**Entries taken from a collection:**
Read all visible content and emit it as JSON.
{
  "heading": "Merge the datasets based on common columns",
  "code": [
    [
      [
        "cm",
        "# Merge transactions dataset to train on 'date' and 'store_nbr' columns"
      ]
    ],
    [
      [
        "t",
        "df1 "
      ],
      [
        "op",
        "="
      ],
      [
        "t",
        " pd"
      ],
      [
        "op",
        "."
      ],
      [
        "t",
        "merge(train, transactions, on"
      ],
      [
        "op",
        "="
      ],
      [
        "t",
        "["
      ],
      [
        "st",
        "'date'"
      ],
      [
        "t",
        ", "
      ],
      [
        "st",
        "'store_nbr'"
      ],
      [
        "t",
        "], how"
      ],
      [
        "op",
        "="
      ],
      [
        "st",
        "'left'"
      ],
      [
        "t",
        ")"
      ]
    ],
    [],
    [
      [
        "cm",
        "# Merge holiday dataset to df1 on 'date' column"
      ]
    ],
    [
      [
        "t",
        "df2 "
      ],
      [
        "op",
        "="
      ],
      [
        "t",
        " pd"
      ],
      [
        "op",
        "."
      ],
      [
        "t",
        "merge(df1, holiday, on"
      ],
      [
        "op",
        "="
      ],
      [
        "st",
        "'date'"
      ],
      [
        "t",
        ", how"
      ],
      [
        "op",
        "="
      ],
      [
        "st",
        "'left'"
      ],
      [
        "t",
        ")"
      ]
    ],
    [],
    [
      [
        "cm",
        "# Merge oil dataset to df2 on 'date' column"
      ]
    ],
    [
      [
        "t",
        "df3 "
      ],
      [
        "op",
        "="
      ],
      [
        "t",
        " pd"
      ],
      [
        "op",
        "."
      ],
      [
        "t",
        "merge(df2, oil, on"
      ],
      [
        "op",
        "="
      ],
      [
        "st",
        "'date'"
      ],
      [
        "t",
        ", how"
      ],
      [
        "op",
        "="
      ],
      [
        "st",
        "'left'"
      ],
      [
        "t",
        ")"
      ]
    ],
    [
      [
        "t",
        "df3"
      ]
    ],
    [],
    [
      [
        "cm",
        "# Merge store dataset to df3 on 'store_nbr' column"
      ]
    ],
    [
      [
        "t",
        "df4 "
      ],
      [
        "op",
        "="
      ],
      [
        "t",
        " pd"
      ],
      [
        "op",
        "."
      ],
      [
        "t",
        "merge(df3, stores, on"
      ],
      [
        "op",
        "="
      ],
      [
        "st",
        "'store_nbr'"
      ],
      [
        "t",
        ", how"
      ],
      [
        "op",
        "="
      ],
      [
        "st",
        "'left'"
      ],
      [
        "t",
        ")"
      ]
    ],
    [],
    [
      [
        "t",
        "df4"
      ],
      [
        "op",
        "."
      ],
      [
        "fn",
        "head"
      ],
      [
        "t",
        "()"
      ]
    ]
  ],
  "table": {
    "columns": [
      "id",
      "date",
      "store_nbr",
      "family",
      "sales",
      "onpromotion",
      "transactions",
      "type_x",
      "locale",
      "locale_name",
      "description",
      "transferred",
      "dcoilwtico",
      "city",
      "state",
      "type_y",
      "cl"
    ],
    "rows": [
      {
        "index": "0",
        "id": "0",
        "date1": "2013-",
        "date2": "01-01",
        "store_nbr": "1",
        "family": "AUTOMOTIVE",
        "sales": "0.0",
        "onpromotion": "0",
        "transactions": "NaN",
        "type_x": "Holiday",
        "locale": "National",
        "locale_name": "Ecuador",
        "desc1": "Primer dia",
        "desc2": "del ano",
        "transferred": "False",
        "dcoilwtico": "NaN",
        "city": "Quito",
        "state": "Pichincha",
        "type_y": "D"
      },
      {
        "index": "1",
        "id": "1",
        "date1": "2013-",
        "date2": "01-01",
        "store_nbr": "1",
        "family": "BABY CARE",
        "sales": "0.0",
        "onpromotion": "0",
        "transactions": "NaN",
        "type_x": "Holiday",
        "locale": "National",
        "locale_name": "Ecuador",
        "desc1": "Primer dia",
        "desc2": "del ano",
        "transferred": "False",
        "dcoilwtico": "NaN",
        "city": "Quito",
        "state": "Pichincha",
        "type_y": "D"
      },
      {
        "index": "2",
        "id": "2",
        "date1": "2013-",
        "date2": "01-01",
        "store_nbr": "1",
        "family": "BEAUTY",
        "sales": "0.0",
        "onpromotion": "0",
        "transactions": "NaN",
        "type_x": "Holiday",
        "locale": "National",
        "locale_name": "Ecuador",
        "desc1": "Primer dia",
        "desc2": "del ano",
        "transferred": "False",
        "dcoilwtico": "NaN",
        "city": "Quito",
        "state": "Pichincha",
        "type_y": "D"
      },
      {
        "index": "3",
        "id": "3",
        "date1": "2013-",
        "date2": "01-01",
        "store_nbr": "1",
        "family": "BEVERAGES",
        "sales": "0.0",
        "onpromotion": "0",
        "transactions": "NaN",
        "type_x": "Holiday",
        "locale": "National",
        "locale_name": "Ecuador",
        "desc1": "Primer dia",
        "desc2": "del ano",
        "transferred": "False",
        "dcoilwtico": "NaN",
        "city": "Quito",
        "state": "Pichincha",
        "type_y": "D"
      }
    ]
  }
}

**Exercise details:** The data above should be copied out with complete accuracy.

**The completed task:**
Read all visible content and emit it as JSON.
{
  "heading": "Merge the datasets based on common columns",
  "code": [
    [
      [
        "cm",
        "# Merge transactions dataset to train on 'date' and 'store_nbr' columns"
      ]
    ],
    [
      [
        "t",
        "df1 "
      ],
      [
        "op",
        "="
      ],
      [
        "t",
        " pd"
      ],
      [
        "op",
        "."
      ],
      [
        "t",
        "merge(train, transactions, on"
      ],
      [
        "op",
        "="
      ],
      [
        "t",
        "["
      ],
      [
        "st",
        "'date'"
      ],
      [
        "t",
        ", "
      ],
      [
        "st",
        "'store_nbr'"
      ],
      [
        "t",
        "], how"
      ],
      [
        "op",
        "="
      ],
      [
        "st",
        "'left'"
      ],
      [
        "t",
        ")"
      ]
    ],
    [],
    [
      [
        "cm",
        "# Merge holiday dataset to df1 on 'date' column"
      ]
    ],
    [
      [
        "t",
        "df2 "
      ],
      [
        "op",
        "="
      ],
      [
        "t",
        " pd"
      ],
      [
        "op",
        "."
      ],
      [
        "t",
        "merge(df1, holiday, on"
      ],
      [
        "op",
        "="
      ],
      [
        "st",
        "'date'"
      ],
      [
        "t",
        ", how"
      ],
      [
        "op",
        "="
      ],
      [
        "st",
        "'left'"
      ],
      [
        "t",
        ")"
      ]
    ],
    [],
    [
      [
        "cm",
        "# Merge oil dataset to df2 on 'date' column"
      ]
    ],
    [
      [
        "t",
        "df3 "
      ],
      [
        "op",
        "="
      ],
      [
        "t",
        " pd"
      ],
      [
        "op",
        "."
      ],
      [
        "t",
        "merge(df2, oil, on"
      ],
      [
        "op",
        "="
      ],
      [
        "st",
        "'date'"
      ],
      [
        "t",
        ", how"
      ],
      [
        "op",
        "="
      ],
      [
        "st",
        "'left'"
      ],
      [
        "t",
        ")"
      ]
    ],
    [
      [
        "t",
        "df3"
      ]
    ],
    [],
    [
      [
        "cm",
        "# Merge store dataset to df3 on 'store_nbr' column"
      ]
    ],
    [
      [
        "t",
        "df4 "
      ],
      [
        "op",
        "="
      ],
      [
        "t",
        " pd"
      ],
      [
        "op",
        "."
      ],
      [
        "t",
        "merge(df3, stores, on"
      ],
      [
        "op",
        "="
      ],
      [
        "st",
        "'store_nbr'"
      ],
      [
        "t",
        ", how"
      ],
      [
        "op",
        "="
      ],
      [
        "st",
        "'left'"
      ],
      [
        "t",
        ")"
      ]
    ],
    [],
    [
      [
        "t",
        "df4"
      ],
      [
        "op",
        "."
      ],
      [
        "fn",
        "head"
      ],
      [
        "t",
        "()"
      ]
    ]
  ],
  "table": {
    "columns": [
      "id",
      "date",
      "store_nbr",
      "family",
      "sales",
      "onpromotion",
      "transactions",
      "type_x",
      "locale",
      "locale_name",
      "description",
      "transferred",
      "dcoilwtico",
      "city",
      "state",
      "type_y",
      "cl"
    ],
    "rows": [
      {
        "index": "0",
        "id": "0",
        "date1": "2013-",
        "date2": "01-01",
        "store_nbr": "1",
        "family": "AUTOMOTIVE",
        "sales": "0.0",
        "onpromotion": "0",
        "transactions": "NaN",
        "type_x": "Holiday",
        "locale": "National",
        "locale_name": "Ecuador",
        "desc1": "Primer dia",
        "desc2": "del ano",
        "transferred": "False",
        "dcoilwtico": "NaN",
        "city": "Quito",
        "state": "Pichincha",
        "type_y": "D"
      },
      {
        "index": "1",
        "id": "1",
        "date1": "2013-",
        "date2": "01-01",
        "store_nbr": "1",
        "family": "BABY CARE",
        "sales": "0.0",
        "onpromotion": "0",
        "transactions": "NaN",
        "type_x": "Holiday",
        "locale": "National",
        "locale_name": "Ecuador",
        "desc1": "Primer dia",
        "desc2": "del ano",
        "transferred": "False",
        "dcoilwtico": "NaN",
        "city": "Quito",
        "state": "Pichincha",
        "type_y": "D"
      },
      {
        "index": "2",
        "id": "2",
        "date1": "2013-",
        "date2": "01-01",
        "store_nbr": "1",
        "family": "BEAUTY",
        "sales": "0.0",
        "onpromotion": "0",
        "transactions": "NaN",
        "type_x": "Holiday",
        "locale": "National",
        "locale_name": "Ecuador",
        "desc1": "Primer dia",
        "desc2": "del ano",
        "transferred": "False",
        "dcoilwtico": "NaN",
        "city": "Quito",
        "state": "Pichincha",
        "type_y": "D"
      },
      {
        "index": "3",
        "id": "3",
        "date1": "2013-",
        "date2": "01-01",
        "store_nbr": "1",
        "family": "BEVERAGES",
        "sales": "0.0",
        "onpromotion": "0",
        "transactions": "NaN",
        "type_x": "Holiday",
        "locale": "National",
        "locale_name": "Ecuador",
        "desc1": "Primer dia",
        "desc2": "del ano",
        "transferred": "False",
        "dcoilwtico": "NaN",
        "city": "Quito",
        "state": "Pichincha",
        "type_y": "D"
      }
    ]
  }
}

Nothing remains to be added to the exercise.